WASHINGTON — The conservative Christian coalition that helped usher President Trump into power in 2016 is planning its largest midterm election mobilization ever, with volunteers fanning out from the church pews to the streets to register voters, raise money, and persuade conservatives that they cannot afford to be complacent this year.
But the cumulative weight of scandals in Trump’s private and public life is threatening to overshadow what the religious right sees as its most successful string of policy victories in a generation. And Republicans will be up against not only a resurgent liberal opposition to Trump but also the historical disadvantages that burden any party in full control of Washington, especially in the first off-year congressional elections of a president’s term.
“The midterms are going to be very, very tough for the Republicans,” said Robert Jeffress, who leads the First Baptist Dallas megachurch and is one of Trump’s most loyal evangelical supporters.
The vast majority of evangelical Christians are digging in for Trump, despite accusations by a pornographic film star and a Playboy playmate that he had separate affairs with them shortly after his wife, Melania Trump, gave birth to their son.
Those controversies, paired with the multiple women who accused him of groping them before the election and his own boasts of sexual aggressions, have highlighted the unyielding support of a political bloc that once put moral behavior at the center of its political judgment.
“Now even the Christian culture is OK with it,” said Jim Daly, president of Focus on the Family, one of the nation’s largest evangelical groups. “That’s the sadness,” he added. “The next time a Democrat in the presidency has a moral failure, who’s going to be able to say anything?”
But Christian conservatives say Trump has also more than honored his end of the bargain that brought reluctant members of their ranks along during his presidential campaign.
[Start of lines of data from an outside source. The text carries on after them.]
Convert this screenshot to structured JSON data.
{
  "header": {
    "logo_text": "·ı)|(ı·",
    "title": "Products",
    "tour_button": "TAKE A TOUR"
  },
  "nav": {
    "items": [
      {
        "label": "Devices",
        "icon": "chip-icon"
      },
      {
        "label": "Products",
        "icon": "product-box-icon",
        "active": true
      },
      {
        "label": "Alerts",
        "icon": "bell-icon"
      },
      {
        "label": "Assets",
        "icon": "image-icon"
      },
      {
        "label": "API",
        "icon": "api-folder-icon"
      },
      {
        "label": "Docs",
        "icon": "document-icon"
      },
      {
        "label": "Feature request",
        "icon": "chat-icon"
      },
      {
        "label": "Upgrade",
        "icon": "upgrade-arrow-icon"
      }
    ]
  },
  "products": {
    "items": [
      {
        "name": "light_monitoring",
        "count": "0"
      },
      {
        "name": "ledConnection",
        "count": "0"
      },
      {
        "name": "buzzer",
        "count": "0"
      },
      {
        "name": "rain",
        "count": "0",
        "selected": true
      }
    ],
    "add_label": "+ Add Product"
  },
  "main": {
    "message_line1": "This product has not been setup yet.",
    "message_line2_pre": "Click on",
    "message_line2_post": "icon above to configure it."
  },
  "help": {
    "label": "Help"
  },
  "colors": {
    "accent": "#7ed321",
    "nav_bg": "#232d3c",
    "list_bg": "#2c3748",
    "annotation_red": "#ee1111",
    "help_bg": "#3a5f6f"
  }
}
He has begun the process of moving the American Embassy in Israel to Jerusalem, won the confirmation of numerous judges and a Supreme Court justice who seem likely to advance their antiabortion cause, moved against transgender protections throughout the government, increased the ability of churches to organize politically, and personally supported the March for Life.
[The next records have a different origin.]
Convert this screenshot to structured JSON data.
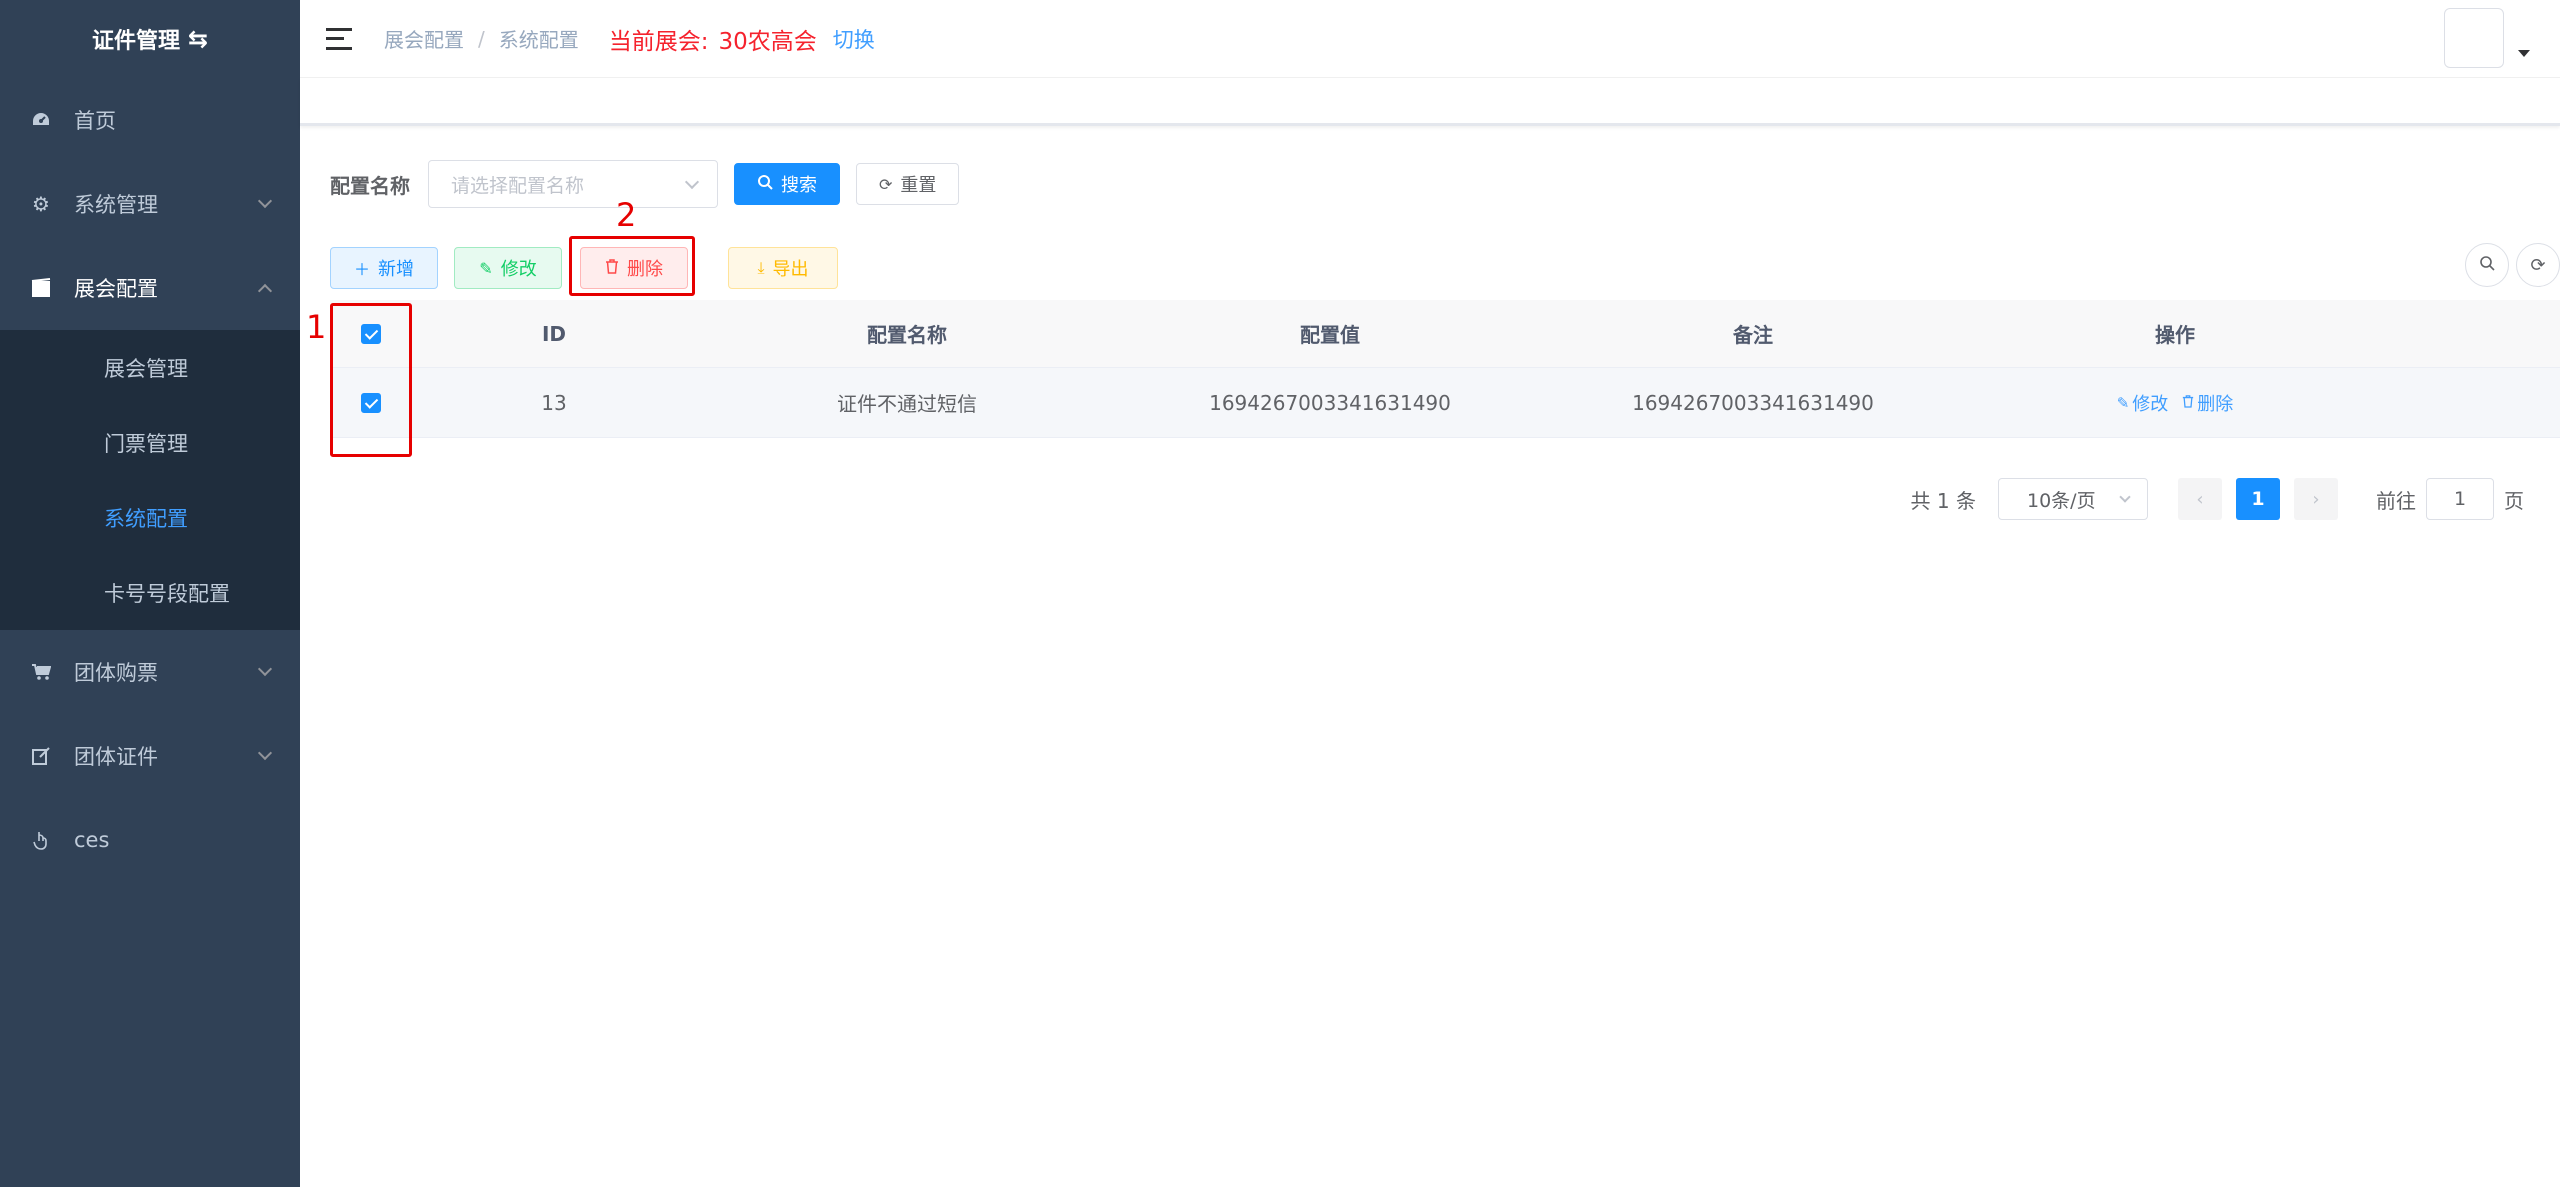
{
  "sidebar": {
    "logo": "证件管理",
    "logo_icon": "swap-icon",
    "items": [
      {
        "label": "首页",
        "icon": "dashboard-icon"
      },
      {
        "label": "系统管理",
        "icon": "gear-icon"
      },
      {
        "label": "展会配置",
        "icon": "clapper-icon"
      },
      {
        "label": "团体购票",
        "icon": "cart-icon"
      },
      {
        "label": "团体证件",
        "icon": "edit-icon"
      },
      {
        "label": "ces",
        "icon": "hand-pointer-icon"
      }
    ],
    "submenu": [
      {
        "label": "展会管理"
      },
      {
        "label": "门票管理"
      },
      {
        "label": "系统配置"
      },
      {
        "label": "卡号号段配置"
      }
    ]
  },
  "header": {
    "breadcrumb": [
      "展会配置",
      "系统配置"
    ],
    "breadcrumb_sep": "/",
    "current_label": "当前展会:",
    "current_value": "30农高会",
    "switch_label": "切换"
  },
  "search": {
    "field_label": "配置名称",
    "placeholder": "请选择配置名称",
    "search_button": "搜索",
    "reset_button": "重置"
  },
  "toolbar": {
    "add": "新增",
    "edit": "修改",
    "delete": "删除",
    "export": "导出"
  },
  "annotations": {
    "one": "1",
    "two": "2"
  },
  "table": {
    "columns": [
      "ID",
      "配置名称",
      "配置值",
      "备注",
      "操作"
    ],
    "rows": [
      {
        "checked": true,
        "id": "13",
        "name": "证件不通过短信",
        "value": "1694267003341631490",
        "remark": "1694267003341631490",
        "ops": [
          "修改",
          "删除"
        ]
      }
    ]
  },
  "pagination": {
    "total": "共 1 条",
    "page_size": "10条/页",
    "current_page": "1",
    "goto_label": "前往",
    "goto_value": "1",
    "goto_suffix": "页"
  },
  "colors": {
    "sidebar_bg": "#304156",
    "submenu_bg": "#1f2d3d",
    "primary": "#1890ff",
    "danger": "#ff4949",
    "annotation": "#e60000"
  }
}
“I don’t know of anyone who has worked the evangelical community more effectively than Donald Trump,” said Ralph Reed, chairman of the Faith and Freedom Coalition, which this year plans to devote four times the money it spent in the 2014 midterms.
In essence, many evangelical leaders have decided that airing moral qualms about the president only hurts their cause.
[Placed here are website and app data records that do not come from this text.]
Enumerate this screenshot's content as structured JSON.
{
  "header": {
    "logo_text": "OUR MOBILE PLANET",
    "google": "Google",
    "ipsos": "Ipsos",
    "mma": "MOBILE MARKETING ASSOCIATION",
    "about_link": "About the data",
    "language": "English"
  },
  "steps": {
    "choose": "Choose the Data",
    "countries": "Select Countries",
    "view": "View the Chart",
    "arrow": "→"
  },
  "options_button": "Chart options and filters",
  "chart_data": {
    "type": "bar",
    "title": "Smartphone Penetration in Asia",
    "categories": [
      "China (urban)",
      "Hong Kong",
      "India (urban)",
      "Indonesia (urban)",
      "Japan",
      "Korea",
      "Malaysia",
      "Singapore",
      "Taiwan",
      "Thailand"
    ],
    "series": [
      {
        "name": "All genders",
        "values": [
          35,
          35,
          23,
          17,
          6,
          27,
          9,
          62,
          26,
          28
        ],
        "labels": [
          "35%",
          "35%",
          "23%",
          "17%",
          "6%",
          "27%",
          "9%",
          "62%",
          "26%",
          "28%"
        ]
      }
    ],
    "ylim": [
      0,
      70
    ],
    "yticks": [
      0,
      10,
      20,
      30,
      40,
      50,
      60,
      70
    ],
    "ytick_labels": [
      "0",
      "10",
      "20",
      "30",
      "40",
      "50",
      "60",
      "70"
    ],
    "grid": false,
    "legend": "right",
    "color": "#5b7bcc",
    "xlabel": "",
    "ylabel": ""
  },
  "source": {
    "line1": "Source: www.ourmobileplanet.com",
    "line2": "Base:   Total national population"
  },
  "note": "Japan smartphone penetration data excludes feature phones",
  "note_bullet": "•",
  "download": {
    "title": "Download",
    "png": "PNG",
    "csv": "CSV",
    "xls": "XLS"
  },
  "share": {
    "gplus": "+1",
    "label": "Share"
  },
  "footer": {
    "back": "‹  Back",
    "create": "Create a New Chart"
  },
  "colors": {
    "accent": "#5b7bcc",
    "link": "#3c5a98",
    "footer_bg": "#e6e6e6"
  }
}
“His family can talk to him about issues of character,” said Penny Young Nance, president of Concerned Women for America, an evangelical organization that is framing the midterm elections to potential donors as a civilizational struggle.
So far, the decision by most conservative evangelical leaders to double down on their support for Trump is playing out like most of the other moments when skeptics of the president believed he had finally undermined himself with his base.
A poll released last week by the Public Religion Research Institute found white evangelical approval for Trump at its highest level ever: 75 percent. Only 22 percent said they had an unfavorable view of the president.
Much as in the 2016 presidential campaign, Christian conservative events are designed to be highly visible and to convey the movement as one united voice. Hundreds of evangelical leaders plan to gather in June at the Trump International Hotel in Washington for a conspicuous show of support for Trump. The event will be part pep rally, part strategy session.